WHAT YOU WILL DO -
Give back all the records exactly, keeping every line whole.

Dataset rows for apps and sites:

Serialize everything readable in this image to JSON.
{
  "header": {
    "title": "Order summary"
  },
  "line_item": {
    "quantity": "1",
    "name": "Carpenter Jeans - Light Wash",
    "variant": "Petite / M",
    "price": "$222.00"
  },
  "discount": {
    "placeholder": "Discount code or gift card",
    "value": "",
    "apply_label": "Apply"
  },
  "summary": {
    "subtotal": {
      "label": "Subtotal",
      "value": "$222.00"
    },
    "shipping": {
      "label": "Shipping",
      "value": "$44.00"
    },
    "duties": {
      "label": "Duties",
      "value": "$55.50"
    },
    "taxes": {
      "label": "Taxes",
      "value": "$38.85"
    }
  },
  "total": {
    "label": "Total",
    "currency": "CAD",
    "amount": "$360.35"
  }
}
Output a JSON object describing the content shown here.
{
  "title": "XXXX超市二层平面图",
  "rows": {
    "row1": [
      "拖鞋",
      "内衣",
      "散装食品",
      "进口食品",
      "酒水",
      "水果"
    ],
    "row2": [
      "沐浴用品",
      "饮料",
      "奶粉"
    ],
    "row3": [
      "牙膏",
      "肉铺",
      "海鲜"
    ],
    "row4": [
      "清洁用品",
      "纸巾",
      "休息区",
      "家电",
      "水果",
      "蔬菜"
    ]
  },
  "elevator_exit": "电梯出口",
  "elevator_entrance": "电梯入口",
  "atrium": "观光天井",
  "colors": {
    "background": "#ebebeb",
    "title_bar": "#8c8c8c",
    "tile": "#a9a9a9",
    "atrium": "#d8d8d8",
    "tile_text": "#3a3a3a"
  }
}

SOLUTION TO THE EXERCISE -
Serialize everything readable in this image to JSON.
{
  "header": {
    "title": "Order summary"
  },
  "line_item": {
    "quantity": "1",
    "name": "Carpenter Jeans - Light Wash",
    "variant": "Petite / M",
    "price": "$222.00"
  },
  "discount": {
    "placeholder": "Discount code or gift card",
    "value": "",
    "apply_label": "Apply"
  },
  "summary": {
    "subtotal": {
      "label": "Subtotal",
      "value": "$222.00"
    },
    "shipping": {
      "label": "Shipping",
      "value": "$44.00"
    },
    "duties": {
      "label": "Duties",
      "value": "$55.50"
    },
    "taxes": {
      "label": "Taxes",
      "value": "$38.85"
    }
  },
  "total": {
    "label": "Total",
    "currency": "CAD",
    "amount": "$360.35"
  }
}
Output a JSON object describing the content shown here.
{
  "title": "XXXX超市二层平面图",
  "rows": {
    "row1": [
      "拖鞋",
      "内衣",
      "散装食品",
      "进口食品",
      "酒水",
      "水果"
    ],
    "row2": [
      "沐浴用品",
      "饮料",
      "奶粉"
    ],
    "row3": [
      "牙膏",
      "肉铺",
      "海鲜"
    ],
    "row4": [
      "清洁用品",
      "纸巾",
      "休息区",
      "家电",
      "水果",
      "蔬菜"
    ]
  },
  "elevator_exit": "电梯出口",
  "elevator_entrance": "电梯入口",
  "atrium": "观光天井",
  "colors": {
    "background": "#ebebeb",
    "title_bar": "#8c8c8c",
    "tile": "#a9a9a9",
    "atrium": "#d8d8d8",
    "tile_text": "#3a3a3a"
  }
}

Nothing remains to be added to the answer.